5.  Colonoscopy – Colon Cancer. Colon cancer is a leading cause of death in the United States.  Yet if precancerous polyps are found on colonoscopy, they can be removed and never progress to full blown cancer.  Everyone dreads the idea of this test, but it doesn’t have to be as bad as its reputation.  It’s generally the harsh preparations that cause discomfort like dehydration, dizziness, nausea, vomiting, skin irritation, and intense stomach cramping.  Most people who’ve done this test will tell you that they fell asleep during the actual colonoscopy itself though.  The good news is that an easier, less distressing, prep can be used successfully without all the side effects. Adhere to a liquid diet (no milk, milk products or red or purple juices) for 1 day before your test.  Buy these over-the-counter mild laxatives – Dulcolax tablets (need 4) and bottle of Miralax (238 grams).  Also, get a 64 ounce bottle of Gatorade (whatever flavor you choose). The day before, take 2 Dulcolax 5 mg tablets at 3 pm.  At 5 pm mix the entire Miralax bottle into the 64 ounce Gatorade, or half bottle Miralax into two, 32 ounce Gatorades. Shake solution thoroughly.  Drink 8 ounces every half hour until the full 64 ounce Gatorade solution is gone.  7 pm take the last 2 Dulcolax tablets.  Drink/eat nothing after midnight that day. Using moist baby wipes with lanolin can help ease any skin irritation from frequent going.
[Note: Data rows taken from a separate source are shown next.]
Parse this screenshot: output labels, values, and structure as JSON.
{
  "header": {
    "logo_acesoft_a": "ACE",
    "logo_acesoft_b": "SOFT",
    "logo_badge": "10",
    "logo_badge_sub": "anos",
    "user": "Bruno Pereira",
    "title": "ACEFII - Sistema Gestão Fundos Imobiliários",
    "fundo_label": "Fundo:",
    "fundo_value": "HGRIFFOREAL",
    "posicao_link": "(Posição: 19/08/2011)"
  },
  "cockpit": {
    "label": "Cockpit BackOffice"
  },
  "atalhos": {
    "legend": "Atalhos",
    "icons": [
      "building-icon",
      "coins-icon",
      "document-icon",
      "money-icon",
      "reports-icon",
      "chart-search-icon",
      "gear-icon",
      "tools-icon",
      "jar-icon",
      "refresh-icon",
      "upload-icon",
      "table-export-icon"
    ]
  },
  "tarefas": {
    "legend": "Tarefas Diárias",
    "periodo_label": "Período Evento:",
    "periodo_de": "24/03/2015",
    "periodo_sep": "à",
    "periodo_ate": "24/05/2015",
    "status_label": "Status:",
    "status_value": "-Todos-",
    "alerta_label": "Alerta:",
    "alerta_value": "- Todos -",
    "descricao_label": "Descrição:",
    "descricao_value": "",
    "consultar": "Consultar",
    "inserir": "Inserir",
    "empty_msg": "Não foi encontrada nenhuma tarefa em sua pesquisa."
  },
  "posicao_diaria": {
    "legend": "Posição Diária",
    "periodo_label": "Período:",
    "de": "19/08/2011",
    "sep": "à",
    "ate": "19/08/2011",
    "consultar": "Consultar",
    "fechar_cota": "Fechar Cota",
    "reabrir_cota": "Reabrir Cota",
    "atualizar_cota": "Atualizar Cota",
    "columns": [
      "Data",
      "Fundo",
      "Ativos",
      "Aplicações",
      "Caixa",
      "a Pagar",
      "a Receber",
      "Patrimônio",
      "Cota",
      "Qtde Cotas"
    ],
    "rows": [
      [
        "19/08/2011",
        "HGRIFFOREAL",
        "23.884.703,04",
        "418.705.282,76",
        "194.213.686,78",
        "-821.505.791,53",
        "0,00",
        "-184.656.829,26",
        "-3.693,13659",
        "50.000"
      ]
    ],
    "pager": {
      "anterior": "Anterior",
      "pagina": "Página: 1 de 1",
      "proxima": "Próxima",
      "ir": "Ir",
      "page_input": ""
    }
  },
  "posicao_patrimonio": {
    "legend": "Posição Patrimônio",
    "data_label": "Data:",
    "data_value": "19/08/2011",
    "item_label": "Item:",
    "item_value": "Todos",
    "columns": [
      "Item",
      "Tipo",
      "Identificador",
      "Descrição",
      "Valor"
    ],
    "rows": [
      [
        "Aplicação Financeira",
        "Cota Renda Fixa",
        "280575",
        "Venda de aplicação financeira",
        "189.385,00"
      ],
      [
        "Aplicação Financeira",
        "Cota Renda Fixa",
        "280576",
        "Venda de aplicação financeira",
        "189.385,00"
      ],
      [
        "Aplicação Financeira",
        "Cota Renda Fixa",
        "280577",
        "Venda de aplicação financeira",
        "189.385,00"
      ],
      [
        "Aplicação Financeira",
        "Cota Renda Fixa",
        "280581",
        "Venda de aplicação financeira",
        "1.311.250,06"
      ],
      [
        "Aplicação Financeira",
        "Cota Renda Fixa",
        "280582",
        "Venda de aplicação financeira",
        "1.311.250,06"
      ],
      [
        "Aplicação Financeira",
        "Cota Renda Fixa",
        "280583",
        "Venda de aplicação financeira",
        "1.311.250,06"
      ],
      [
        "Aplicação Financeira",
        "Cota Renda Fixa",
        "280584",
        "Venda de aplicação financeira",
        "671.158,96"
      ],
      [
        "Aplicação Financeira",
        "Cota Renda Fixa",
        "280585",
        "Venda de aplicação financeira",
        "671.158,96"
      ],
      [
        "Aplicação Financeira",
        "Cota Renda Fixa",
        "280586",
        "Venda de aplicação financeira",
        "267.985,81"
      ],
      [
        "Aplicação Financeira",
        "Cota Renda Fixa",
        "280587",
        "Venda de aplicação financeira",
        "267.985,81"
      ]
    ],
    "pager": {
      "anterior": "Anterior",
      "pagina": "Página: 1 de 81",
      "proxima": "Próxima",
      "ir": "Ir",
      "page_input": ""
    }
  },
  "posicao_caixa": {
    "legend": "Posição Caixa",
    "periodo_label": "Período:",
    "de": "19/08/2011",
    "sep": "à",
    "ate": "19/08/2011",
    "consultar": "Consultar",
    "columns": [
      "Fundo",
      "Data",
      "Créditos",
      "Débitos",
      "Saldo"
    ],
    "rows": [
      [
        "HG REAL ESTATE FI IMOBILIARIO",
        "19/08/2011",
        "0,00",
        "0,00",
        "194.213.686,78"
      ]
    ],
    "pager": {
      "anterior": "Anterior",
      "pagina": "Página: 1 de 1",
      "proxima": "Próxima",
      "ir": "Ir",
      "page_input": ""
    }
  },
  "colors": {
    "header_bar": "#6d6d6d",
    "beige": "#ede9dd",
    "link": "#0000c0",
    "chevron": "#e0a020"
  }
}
6.  Heart Disease – Blood Pressure, Cholesterol Tests, Inflammatory Markers.  Heart disease can go hidden in women without any symptoms.  High cholesterol levels and inflammation can cause plaque buildup in coronary arteries which could lead to a sudden heart attack. High blood pressure often results from constricted, plaque-blocked arteries. Having both your blood pressure tested frequently and a full panel of cholesterol studies done can help you and your doctor monitor how healthy your coronary arteries are.  Another study, the MPO – myeloperoxidase study – can tell your doctor how much inflammation might be involved in your coronary arteries. Inflammation is now thought to be the major risk factor in heart disease.

While screening for diseases won’t prevent you from getting them, it can alert you to early changes that can give you enough time to change its course.  Finding a disease process in its early stages, perhaps before it’s even become full-blown disease, can offer time to treat it, prevent it from becoming worse, and, in many cases, get rid of it altogether. Do something nice for yourself and regularly get these important health screening tests.
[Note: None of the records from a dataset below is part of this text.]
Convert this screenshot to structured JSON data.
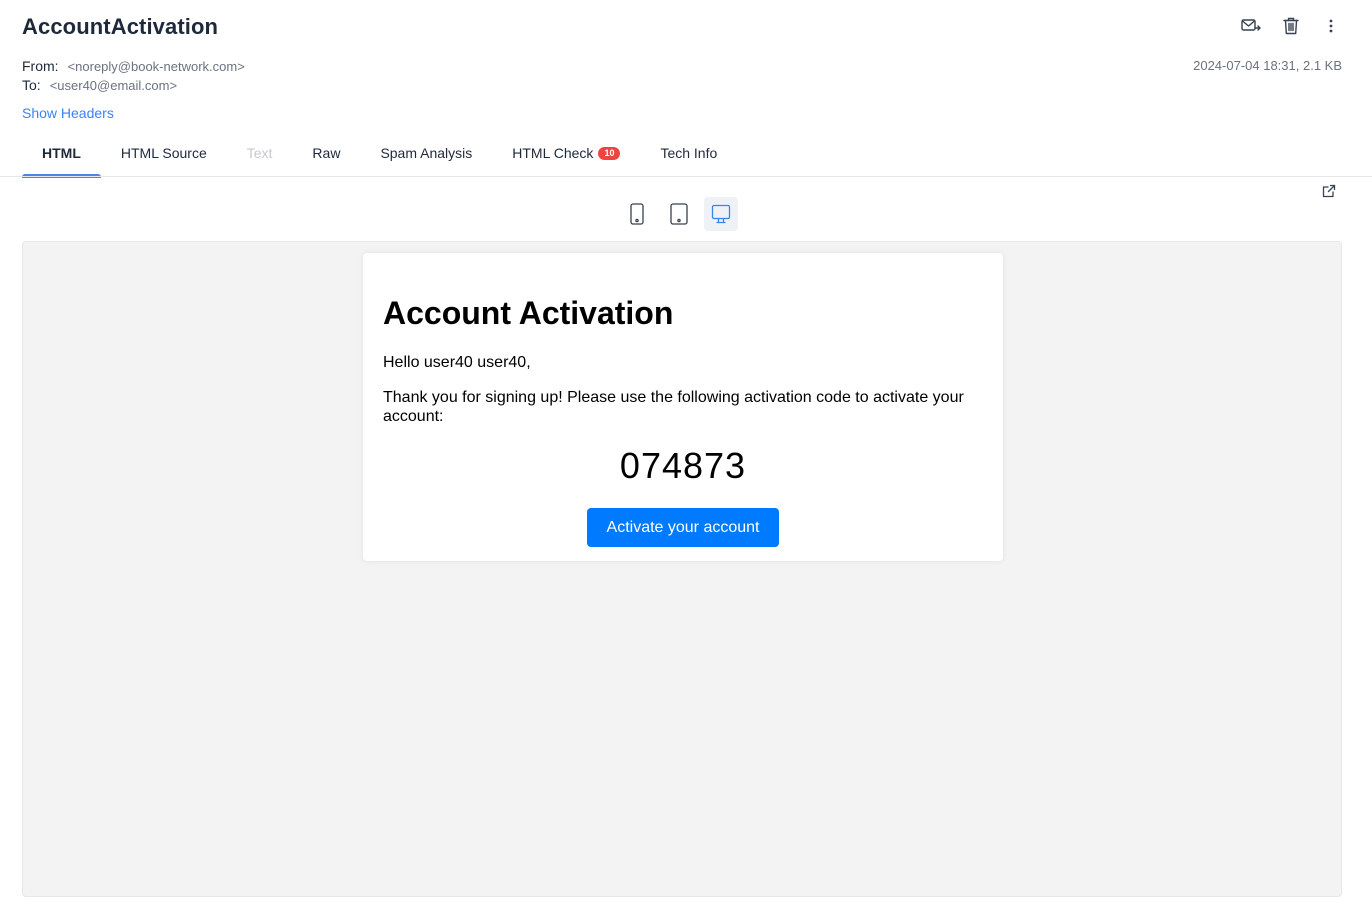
{
  "message": {
    "subject": "AccountActivation",
    "from_label": "From:",
    "from_value": "<noreply@book-network.com>",
    "to_label": "To:",
    "to_value": "<user40@email.com>",
    "date_size": "2024-07-04 18:31, 2.1 KB",
    "show_headers": "Show Headers"
  },
  "toolbar": {
    "icons": [
      "mail-forward-icon",
      "trash-icon",
      "more-vertical-icon"
    ]
  },
  "tabs": [
    {
      "label": "HTML",
      "state": "active"
    },
    {
      "label": "HTML Source",
      "state": "normal"
    },
    {
      "label": "Text",
      "state": "disabled"
    },
    {
      "label": "Raw",
      "state": "normal"
    },
    {
      "label": "Spam Analysis",
      "state": "normal"
    },
    {
      "label": "HTML Check",
      "state": "normal",
      "badge": "10"
    },
    {
      "label": "Tech Info",
      "state": "normal"
    }
  ],
  "device_toggle": {
    "options": [
      "phone-icon",
      "tablet-icon",
      "desktop-icon"
    ],
    "selected": "desktop-icon"
  },
  "email_body": {
    "heading": "Account Activation",
    "greeting": "Hello user40 user40,",
    "intro": "Thank you for signing up! Please use the following activation code to activate your account:",
    "code": "074873",
    "button_label": "Activate your account"
  },
  "colors": {
    "accent": "#4f83e6",
    "link": "#3b82f6",
    "badge": "#ef4444",
    "email_button": "#007bff",
    "preview_bg": "#f3f3f3"
  }
}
Stay Well,
Mark Rosenberg, M.D.

About Dr. Rosenberg

Dr. Mark A. Rosenberg, MD
Dr. Mark Rosenberg received his doctorate from Georgetown University School of Medicine in 1988 and has been involved with drug research since 1991. With numerous certifications in several different fields of medicine, psychology, healthy aging and fitness, Dr. Rosenberg has a wide breadth of experience in both the public and private sector with particular expertise in both the mechanism of cancer treatment failure and in treating obesity. He currently is researching new compounds to treat cancer and obesity, including receiving approval status for an investigational new drug that works with chemotherapy and a patent pending for an oral appetite suppressant.

He is currently President of the Institute for Healthy Aging, Program Director of the Integrative Cancer Fellowship, and Chief Medical Officer of Rose Pharmaceuticals.

His work has been published in various trade and academic journals. In addition to his many medical certifications, he also personally committed to physical fitness and is a certified physical fitness trainer.